The people-mover known as the “Plane Train,” which shuttles passengers around the busiest airport in the world, is so ridiculously unsafe that it’s become a running joke, yet nothing is being done to improve safety. The interior of each Plane Train car is empty, except for 10 vertical bars to be shared among 50 riders at a time. Before each start and stop, an automated voice advises travelers to “please hold on” — and it’s not kidding. The train then lurches in and out of its 24-35 mph operating speed abruptly enough to knock unbraced passengers off their feet. Automated voices also warn at each station that “the doors are closing and will not reopen.” Apparently, being caught in the doorway doesn’t instantly sentence a…

injury cause by damaged sidewalks

The City of Atlanta Is Being Sued for Unsafe Sidewalks — Again

Simply walking down the street can be a risky endeavor in Atlanta, where obstructed and deteriorating sidewalks are a fixture of everyday life. Getting around safely is even more difficult for those Atlanta residents for whom walking itself is challenging or impossible. Small cracks and rises that many able-bodied pedestrians don’t notice can pose a serious danger and obstacle for users of wheelchairs and other assistive devices. That’s the reason for the latest lawsuit concerning Atlanta’s sidewalks. Three Atlanta residents with physical disabilities have filed a class action lawsuit against the city, on behalf of themselves and others in similar situations, for its failure to comply with the Americans with Disabilities Act. Atlanta Never Kept Its Promises from Last Time Being sued for the condition…

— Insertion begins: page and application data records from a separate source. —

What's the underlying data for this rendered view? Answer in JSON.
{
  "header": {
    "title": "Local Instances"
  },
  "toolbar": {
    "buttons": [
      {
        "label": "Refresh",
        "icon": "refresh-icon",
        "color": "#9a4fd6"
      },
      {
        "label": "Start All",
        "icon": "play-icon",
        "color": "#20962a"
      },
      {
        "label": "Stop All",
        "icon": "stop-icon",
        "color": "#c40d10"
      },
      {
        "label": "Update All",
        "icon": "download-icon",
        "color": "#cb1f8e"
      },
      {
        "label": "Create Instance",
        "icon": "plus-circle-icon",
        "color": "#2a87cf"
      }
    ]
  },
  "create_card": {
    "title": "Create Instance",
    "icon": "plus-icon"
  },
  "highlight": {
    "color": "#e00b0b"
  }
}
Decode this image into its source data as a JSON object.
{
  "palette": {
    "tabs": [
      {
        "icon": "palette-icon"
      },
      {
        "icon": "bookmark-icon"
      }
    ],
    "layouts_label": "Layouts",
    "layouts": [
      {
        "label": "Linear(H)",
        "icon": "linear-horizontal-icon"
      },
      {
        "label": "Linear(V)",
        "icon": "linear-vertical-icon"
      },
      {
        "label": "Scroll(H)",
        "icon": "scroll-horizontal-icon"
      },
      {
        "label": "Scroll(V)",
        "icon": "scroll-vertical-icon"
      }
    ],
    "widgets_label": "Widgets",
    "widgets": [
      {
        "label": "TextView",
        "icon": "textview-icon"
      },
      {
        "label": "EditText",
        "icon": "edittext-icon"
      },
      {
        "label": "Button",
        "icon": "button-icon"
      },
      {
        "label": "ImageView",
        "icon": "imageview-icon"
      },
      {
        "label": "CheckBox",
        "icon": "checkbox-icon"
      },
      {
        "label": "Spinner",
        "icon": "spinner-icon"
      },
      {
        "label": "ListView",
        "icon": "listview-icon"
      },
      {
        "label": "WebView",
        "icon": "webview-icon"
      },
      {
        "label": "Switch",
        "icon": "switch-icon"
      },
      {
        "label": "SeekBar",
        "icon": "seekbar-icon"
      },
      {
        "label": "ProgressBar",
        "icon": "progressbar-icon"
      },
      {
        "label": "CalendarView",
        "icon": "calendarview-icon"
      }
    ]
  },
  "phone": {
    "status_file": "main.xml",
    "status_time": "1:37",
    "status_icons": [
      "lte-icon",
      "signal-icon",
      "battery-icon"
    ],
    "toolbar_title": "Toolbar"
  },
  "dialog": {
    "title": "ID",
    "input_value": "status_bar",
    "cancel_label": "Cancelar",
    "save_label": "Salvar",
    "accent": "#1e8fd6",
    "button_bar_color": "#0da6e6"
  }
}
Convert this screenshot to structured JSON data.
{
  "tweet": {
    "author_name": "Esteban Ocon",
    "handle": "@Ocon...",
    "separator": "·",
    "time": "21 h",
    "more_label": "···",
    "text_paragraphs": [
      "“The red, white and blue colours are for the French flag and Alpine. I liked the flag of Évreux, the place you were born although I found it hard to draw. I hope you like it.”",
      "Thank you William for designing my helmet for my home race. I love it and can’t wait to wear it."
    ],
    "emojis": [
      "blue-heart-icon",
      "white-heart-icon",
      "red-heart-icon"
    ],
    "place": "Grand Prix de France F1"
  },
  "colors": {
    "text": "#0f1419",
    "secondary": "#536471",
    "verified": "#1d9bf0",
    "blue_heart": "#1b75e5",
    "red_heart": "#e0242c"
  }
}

Gas stations need to do more to protect customers from violence

Gas Stations Need to Do More to Protect Customers from Violence

If you feel vulnerable while filling up your tank, it’s not just your imagination. According to a survey by the Bureau of Justice Statistics, U.S gas stations are the site of approximately 63,530 violent crimes per year. That’s almost as many as hotel rooms, banks, and public transport stations put together. Such crimes are so common that they almost run together on the news. In November of 2018, a drug deal in an Atlanta gas station turned sour and became a shooting that killed two people. Less than a week later over in College Park, another pair of people were shot at a gas station, one in the face and one in the hip. The next day, another young man was fatally shot while pumping…